Data for review >>
-------------------------
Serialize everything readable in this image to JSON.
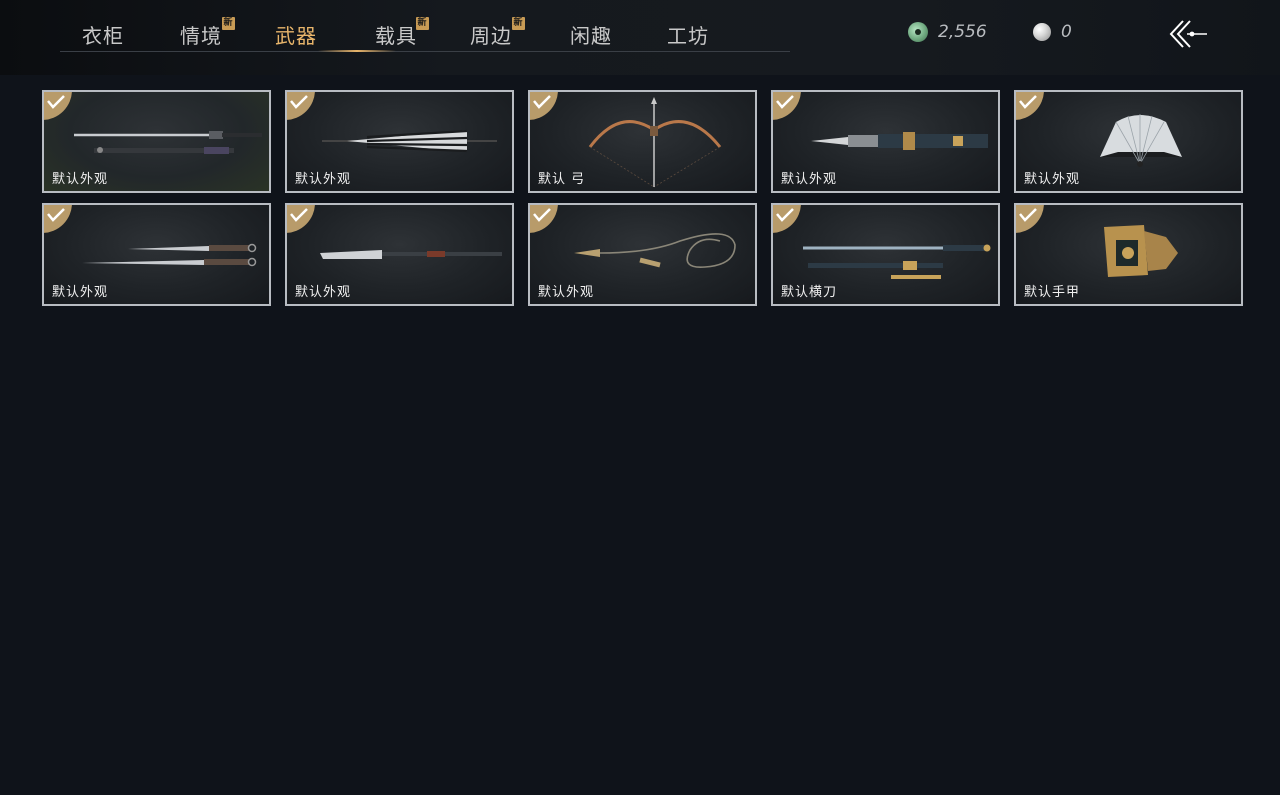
{
  "tabs": [
    {
      "label": "衣柜",
      "new": false,
      "active": false
    },
    {
      "label": "情境",
      "new": true,
      "active": false
    },
    {
      "label": "武器",
      "new": false,
      "active": true
    },
    {
      "label": "载具",
      "new": true,
      "active": false
    },
    {
      "label": "周边",
      "new": true,
      "active": false
    },
    {
      "label": "闲趣",
      "new": false,
      "active": false
    },
    {
      "label": "工坊",
      "new": false,
      "active": false
    }
  ],
  "new_badge": "新",
  "currency": {
    "jade": {
      "icon": "jade-coin-icon",
      "value": "2,556"
    },
    "pearl": {
      "icon": "pearl-icon",
      "value": "0"
    }
  },
  "items": [
    {
      "label": "默认外观",
      "icon": "twin-sword-icon",
      "equipped": true
    },
    {
      "label": "默认外观",
      "icon": "umbrella-icon",
      "equipped": true
    },
    {
      "label": "默认 弓",
      "icon": "bow-icon",
      "equipped": true
    },
    {
      "label": "默认外观",
      "icon": "spear-icon",
      "equipped": true
    },
    {
      "label": "默认外观",
      "icon": "fan-icon",
      "equipped": true
    },
    {
      "label": "默认外观",
      "icon": "dual-blade-icon",
      "equipped": true
    },
    {
      "label": "默认外观",
      "icon": "glaive-icon",
      "equipped": true
    },
    {
      "label": "默认外观",
      "icon": "rope-dart-icon",
      "equipped": true
    },
    {
      "label": "默认横刀",
      "icon": "hengdao-icon",
      "equipped": true
    },
    {
      "label": "默认手甲",
      "icon": "gauntlet-icon",
      "equipped": true
    }
  ],
  "colors": {
    "accent": "#e8b56b",
    "background": "#0f131a",
    "card_border": "#b8bcc2"
  }
}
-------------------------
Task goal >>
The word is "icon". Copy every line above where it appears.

Exercise result >>
      "icon": "jade-coin-icon",
      "icon": "pearl-icon",
      "icon": "twin-sword-icon",
      "icon": "umbrella-icon",
      "icon": "bow-icon",
      "icon": "spear-icon",
      "icon": "fan-icon",
      "icon": "dual-blade-icon",
      "icon": "glaive-icon",
      "icon": "rope-dart-icon",
      "icon": "hengdao-icon",
      "icon": "gauntlet-icon",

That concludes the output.